A landmark case that could have a significant impact on the mechanism used to calculate damages in personal injury claims has been won by Mourant Ozannes' litigation team in Guernsey.

On 7 March 2012 the Judicial Committee of the Privy Council (comprising Supreme Court Justices Lord Hope, Lady Hale, Lord Brown, Lord Clarke & Lord Dyson) handed down judgment in the case of Simon v Helmot [2012] UKPC 5, unanimously dismissing the appeal from the Guernsey Court of Appeal of the Defendant to the original Royal Court of Guernsey proceedings, Dylan Simon.

The effect of the decision is to uphold the Guernsey Court of Appeal's award of almost £4.5m in addition to the £9.3m already awarded at first instance making a combined total of almost £14m and confirms the highest lump sum award ever made in the United Kingdom and Crown Dependencies.

Manny Helmot is a former Commonwealth Games cyclist who suffered severe head injuries after being knocked from his bike by a car driven by Mr Simon on a training ride in Guernsey in 1998.

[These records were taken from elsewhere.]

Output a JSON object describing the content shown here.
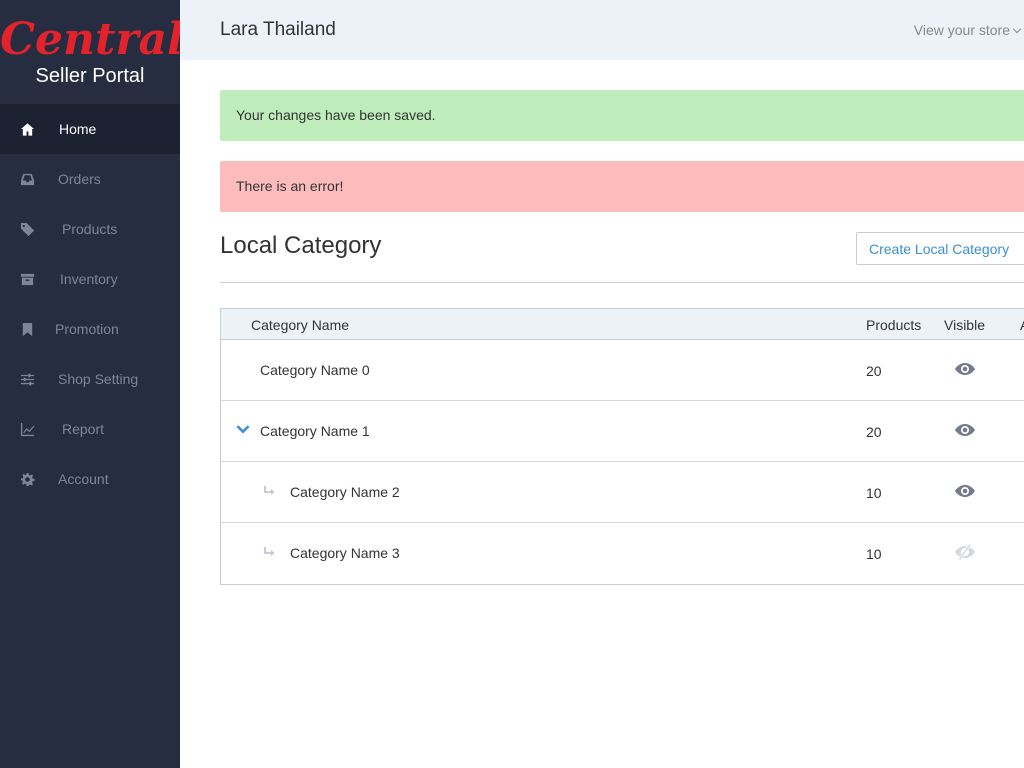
{
  "logo": {
    "brand": "Central",
    "subtitle": "Seller Portal"
  },
  "sidebar": {
    "items": [
      {
        "label": "Home",
        "icon": "home-icon",
        "active": true
      },
      {
        "label": "Orders",
        "icon": "inbox-icon"
      },
      {
        "label": "Products",
        "icon": "tag-icon"
      },
      {
        "label": "Inventory",
        "icon": "archive-icon"
      },
      {
        "label": "Promotion",
        "icon": "bookmark-icon"
      },
      {
        "label": "Shop Setting",
        "icon": "sliders-icon"
      },
      {
        "label": "Report",
        "icon": "line-chart-icon"
      },
      {
        "label": "Account",
        "icon": "gear-icon"
      }
    ]
  },
  "header": {
    "store_name": "Lara Thailand",
    "view_store": "View your store"
  },
  "alerts": {
    "success": "Your changes have been saved.",
    "error": "There is an error!"
  },
  "page": {
    "title": "Local Category",
    "create_button": "Create Local Category"
  },
  "table": {
    "headers": {
      "name": "Category Name",
      "products": "Products",
      "visible": "Visible",
      "extra": "A"
    },
    "rows": [
      {
        "name": "Category Name 0",
        "products": "20",
        "visible": true,
        "level": 0,
        "expanded": false
      },
      {
        "name": "Category Name 1",
        "products": "20",
        "visible": true,
        "level": 0,
        "expanded": true
      },
      {
        "name": "Category Name 2",
        "products": "10",
        "visible": true,
        "level": 1
      },
      {
        "name": "Category Name 3",
        "products": "10",
        "visible": false,
        "level": 1
      }
    ]
  },
  "colors": {
    "brand_red": "#e4222b",
    "sidebar_bg": "#262d40",
    "link_blue": "#3b8fd3",
    "success_bg": "#bfedbc",
    "error_bg": "#fdbcbc"
  }
}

Mourant Ozannes acted for Mr Helmot throughout. Advocate Gordon Dawes appeared on behalf of Manny Helmot in the Royal Court Guernsey, the Guernsey Court of Appeal and with James Dingemans QC in the Privy Council.

The Privy Council's judgment is of considerable interest and importance in the many common law jurisdictions without statutory mechanisms for dealing with such matters. The case will be looked at closely all around the common law world. In addition it is likely to have a considerable impact in the UK itself. The Lord Chancellor is in the process of reviewing the discount rate to be used in England and Wales, having last set the figure back in 2001 at 2.5%. He is likely to come under even greater pressure to make a substantial downwards adjustment which itself will be reflected in much higher lump sum awards of damages in England and Wales also, Scotland is likely to follow.

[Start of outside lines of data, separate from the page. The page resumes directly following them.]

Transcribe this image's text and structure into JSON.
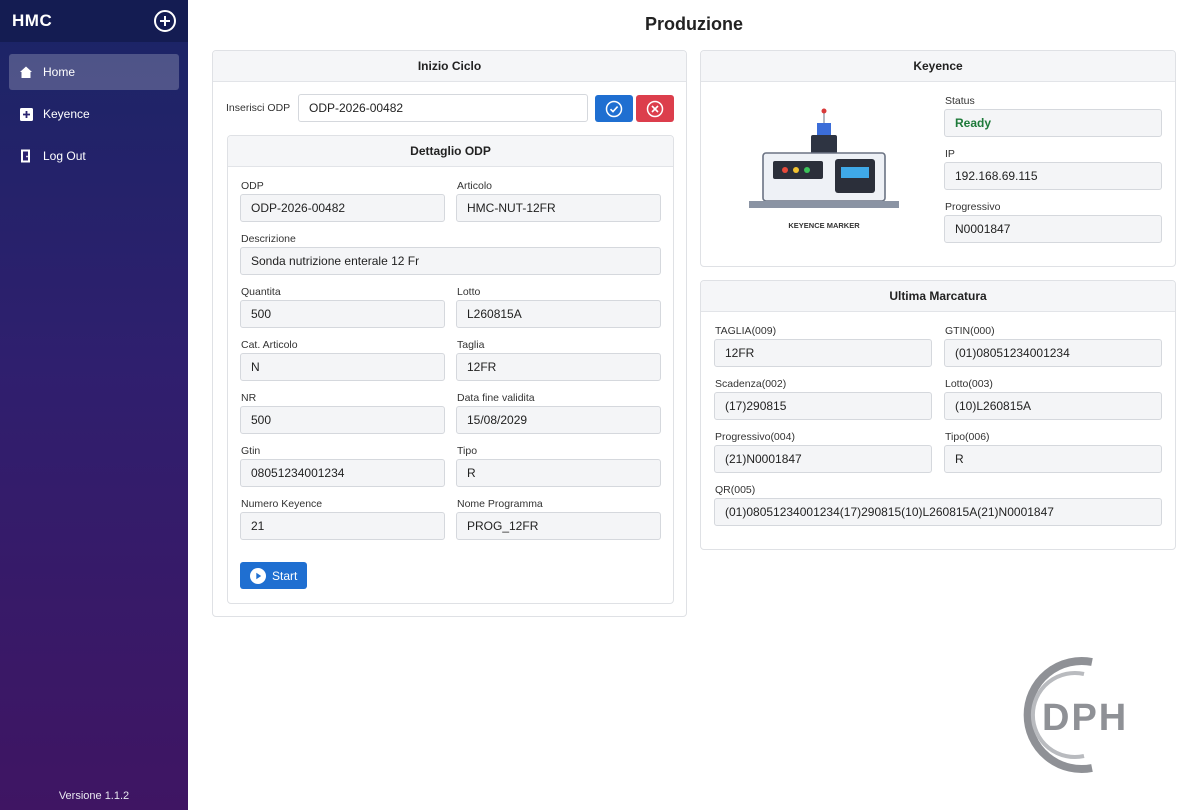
{
  "sidebar": {
    "brand": "HMC",
    "items": [
      {
        "label": "Home",
        "icon": "home-icon"
      },
      {
        "label": "Keyence",
        "icon": "plus-square-icon"
      },
      {
        "label": "Log Out",
        "icon": "door-icon"
      }
    ],
    "version": "Versione 1.1.2"
  },
  "page": {
    "title": "Produzione"
  },
  "inizio": {
    "title": "Inizio Ciclo",
    "odp_label": "Inserisci ODP",
    "odp_value": "ODP-2026-00482"
  },
  "dettaglio": {
    "title": "Dettaglio ODP",
    "fields": {
      "odp": {
        "label": "ODP",
        "value": "ODP-2026-00482"
      },
      "articolo": {
        "label": "Articolo",
        "value": "HMC-NUT-12FR"
      },
      "descrizione": {
        "label": "Descrizione",
        "value": "Sonda nutrizione enterale 12 Fr"
      },
      "quantita": {
        "label": "Quantita",
        "value": "500"
      },
      "lotto": {
        "label": "Lotto",
        "value": "L260815A"
      },
      "cat": {
        "label": "Cat. Articolo",
        "value": "N"
      },
      "taglia": {
        "label": "Taglia",
        "value": "12FR"
      },
      "nr": {
        "label": "NR",
        "value": "500"
      },
      "data": {
        "label": "Data fine validita",
        "value": "15/08/2029"
      },
      "gtin": {
        "label": "Gtin",
        "value": "08051234001234"
      },
      "tipo": {
        "label": "Tipo",
        "value": "R"
      },
      "numero": {
        "label": "Numero Keyence",
        "value": "21"
      },
      "programma": {
        "label": "Nome Programma",
        "value": "PROG_12FR"
      }
    },
    "start_label": "Start"
  },
  "keyence": {
    "title": "Keyence",
    "image_caption": "KEYENCE MARKER",
    "status": {
      "label": "Status",
      "value": "Ready"
    },
    "ip": {
      "label": "IP",
      "value": "192.168.69.115"
    },
    "progressivo": {
      "label": "Progressivo",
      "value": "N0001847"
    }
  },
  "ultima": {
    "title": "Ultima Marcatura",
    "taglia": {
      "label": "TAGLIA(009)",
      "value": "12FR"
    },
    "gtin": {
      "label": "GTIN(000)",
      "value": "(01)08051234001234"
    },
    "scadenza": {
      "label": "Scadenza(002)",
      "value": "(17)290815"
    },
    "lotto": {
      "label": "Lotto(003)",
      "value": "(10)L260815A"
    },
    "progressivo": {
      "label": "Progressivo(004)",
      "value": "(21)N0001847"
    },
    "tipo": {
      "label": "Tipo(006)",
      "value": "R"
    },
    "qr": {
      "label": "QR(005)",
      "value": "(01)08051234001234(17)290815(10)L260815A(21)N0001847"
    }
  },
  "logo": {
    "text": "DPH"
  },
  "colors": {
    "primary": "#1f6fd1",
    "danger": "#dc3e4c",
    "ready": "#1e7a3a"
  }
}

The Privy Council agreed that the first and foremost consideration was that a claimant was entitled to full compensation for his or her injuries. In the absence of a statutory regime dealing with such matters the starting point was the House of Lords case of Wells v Wells and the use of rates of return derived from Index Linked Government Stocks. Those rates of return had fallen substantially in recent years. The effect of wage inflation had also been recognised. The expert evidence called by the claimant had been given by experts whose credentials had been as impressive as they could possibly have been and was essentially unchallenged.  In the circumstances it was not open to the Guernsey Court to find that the claimant's case as to future losses had not been proved.  The discount rates argued for by the claimant had been proved, including the negative discount rate of -1.5% and therefore the (very high) multipliers resulting from those rates and the appeal failed.

Advocate Dawes commented: "This is a wonderful result for Manny Helmot and his family. The judgment assures Manny's future care and gives him and his family peace of mind. It is also a wonderful result from a legal point of view which is likely to have an effect in many jurisdictions around the world. The principles established in this case will mean substantially higher lump sum awards of damages for seriously injured claimants in those jurisdictions affected and enable them to fund their care arrangements in a way that was not possible with the law as it was understood to be. It is very exciting also for Guernsey to produce such an important case which has truly made waves around the common law world."